I hope this review is more than just a dog and pony show. I was in Las Vegas visiting my mother when this shooting occurred and it was all over the news for two weeks.

They showed the entire episode on tv and it turned my stomach every damn time.

Stanley Gibson had been treated at the Las Vegas VAMC for mental health issues. As is typical, they ran him through a gamut of medications and the VBA ended up cutting his disability. This was all according to his surviving wife.

To say Gibson was in a "standoff" with police makes it sound like Mr. Gibson was holed up in a bunker firing rounds at the cops. In reality, Stanley Gibson was driving slowly through a large apartment complex. He was mentally confused and could not find his own apartment. Of course, someone saw a black man driving through a residential area like he was scoping it out and called the police.

When multiple police vehicles arrived on the scene, the police blocked in Mr. Gibson's car so he couldn't drive off. He refused to get out of the car and told the police he was just trying to find his home.

Finally, out of desperation, Mr. Gibson gunned his car but his tires simply spun and smoked due to the police car that was blocking him in.

The police decided to escalate the situation which was unnecessary in my opinion. There were several police officers surrounding Mr. Gibson's car all with handguns, rifles or shotguns pointed at him.

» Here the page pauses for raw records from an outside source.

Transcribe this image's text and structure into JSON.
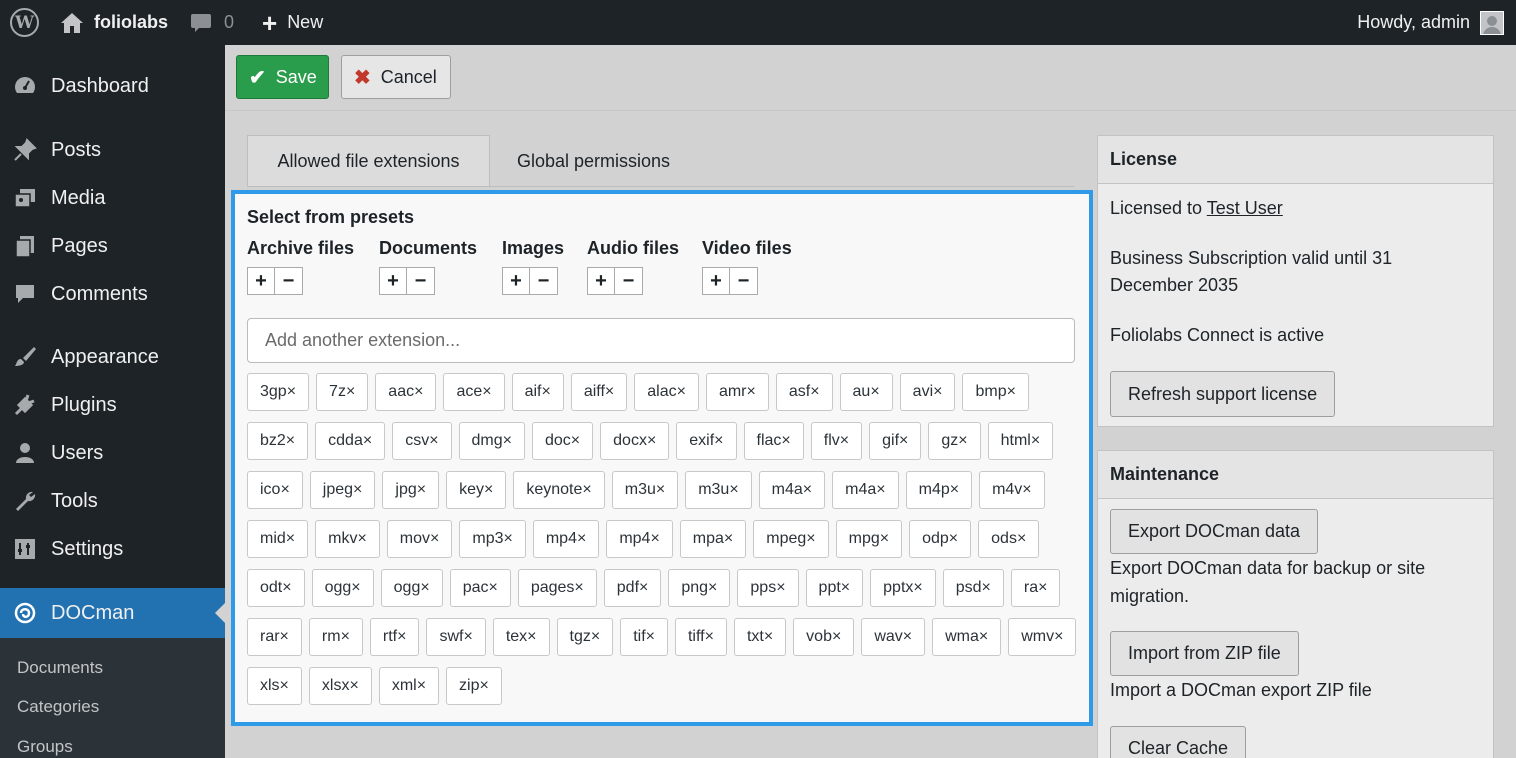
{
  "adminbar": {
    "site_name": "foliolabs",
    "comments_count": "0",
    "new_label": "New",
    "howdy": "Howdy, admin"
  },
  "sidebar": {
    "items": [
      {
        "label": "Dashboard",
        "icon": "dashboard-icon"
      },
      {
        "label": "Posts",
        "icon": "pin-icon"
      },
      {
        "label": "Media",
        "icon": "media-icon"
      },
      {
        "label": "Pages",
        "icon": "pages-icon"
      },
      {
        "label": "Comments",
        "icon": "comment-icon"
      },
      {
        "label": "Appearance",
        "icon": "brush-icon"
      },
      {
        "label": "Plugins",
        "icon": "plug-icon"
      },
      {
        "label": "Users",
        "icon": "user-icon"
      },
      {
        "label": "Tools",
        "icon": "wrench-icon"
      },
      {
        "label": "Settings",
        "icon": "settings-icon"
      },
      {
        "label": "DOCman",
        "icon": "docman-icon",
        "current": true
      }
    ],
    "submenu": [
      "Documents",
      "Categories",
      "Groups"
    ]
  },
  "toolbar": {
    "save_label": "Save",
    "cancel_label": "Cancel",
    "save_color": "#2a9d4d"
  },
  "tabs": {
    "active": "Allowed file extensions",
    "inactive": "Global permissions"
  },
  "extensions_panel": {
    "presets_title": "Select from presets",
    "presets": [
      "Archive files",
      "Documents",
      "Images",
      "Audio files",
      "Video files"
    ],
    "placeholder": "Add another extension...",
    "highlight_color": "#2f9ae8",
    "tags": [
      "3gp×",
      "7z×",
      "aac×",
      "ace×",
      "aif×",
      "aiff×",
      "alac×",
      "amr×",
      "asf×",
      "au×",
      "avi×",
      "bmp×",
      "bz2×",
      "cdda×",
      "csv×",
      "dmg×",
      "doc×",
      "docx×",
      "exif×",
      "flac×",
      "flv×",
      "gif×",
      "gz×",
      "html×",
      "ico×",
      "jpeg×",
      "jpg×",
      "key×",
      "keynote×",
      "m3u×",
      "m3u×",
      "m4a×",
      "m4a×",
      "m4p×",
      "m4v×",
      "mid×",
      "mkv×",
      "mov×",
      "mp3×",
      "mp4×",
      "mp4×",
      "mpa×",
      "mpeg×",
      "mpg×",
      "odp×",
      "ods×",
      "odt×",
      "ogg×",
      "ogg×",
      "pac×",
      "pages×",
      "pdf×",
      "png×",
      "pps×",
      "ppt×",
      "pptx×",
      "psd×",
      "ra×",
      "rar×",
      "rm×",
      "rtf×",
      "swf×",
      "tex×",
      "tgz×",
      "tif×",
      "tiff×",
      "txt×",
      "vob×",
      "wav×",
      "wma×",
      "wmv×",
      "xls×",
      "xlsx×",
      "xml×",
      "zip×"
    ]
  },
  "license": {
    "title": "License",
    "licensed_to_prefix": "Licensed to ",
    "licensed_to_user": "Test User",
    "subscription": "Business Subscription valid until 31 December 2035",
    "connect_status": "Foliolabs Connect is active",
    "refresh_button": "Refresh support license"
  },
  "maintenance": {
    "title": "Maintenance",
    "export_button": "Export DOCman data",
    "export_desc": "Export DOCman data for backup or site migration.",
    "import_button": "Import from ZIP file",
    "import_desc": "Import a DOCman export ZIP file",
    "clear_button": "Clear Cache"
  }
}
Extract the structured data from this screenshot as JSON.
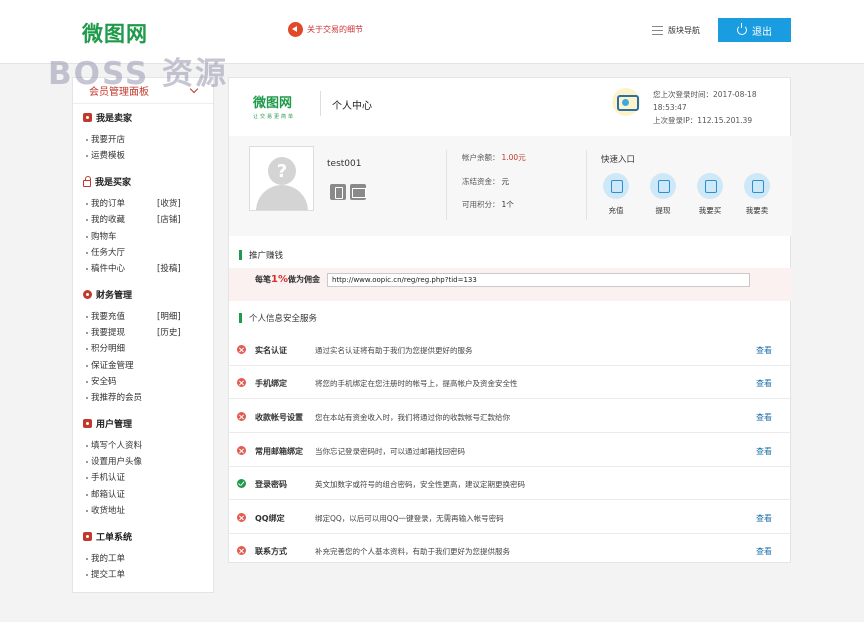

The Sergeant on the scene decided that shooting a bean bag round out of his shotgun through Mr. Gibson's front car window was the way to end the ordeal.

When the Sergeant shot the bean bag round, the windshield of the car exploded. That was when Officer Arevalo, in his infinite wisdom, shot seven rounds into the back of Mr. Gibson's head from his position behind the car.

Seven Rounds. To disable a man sitting, unarmed, in his car and in an obvious mental crisis.

Frankly, as a soldier and a former police officer myself, they should hang Officer Arevalo up by his balls and let us use him like a pinata. It would be far less than he deserves for the senseless and completely unnecessary killing of one of our brothers. A brother who just needed help in finding his home and his wife after the VA let him down.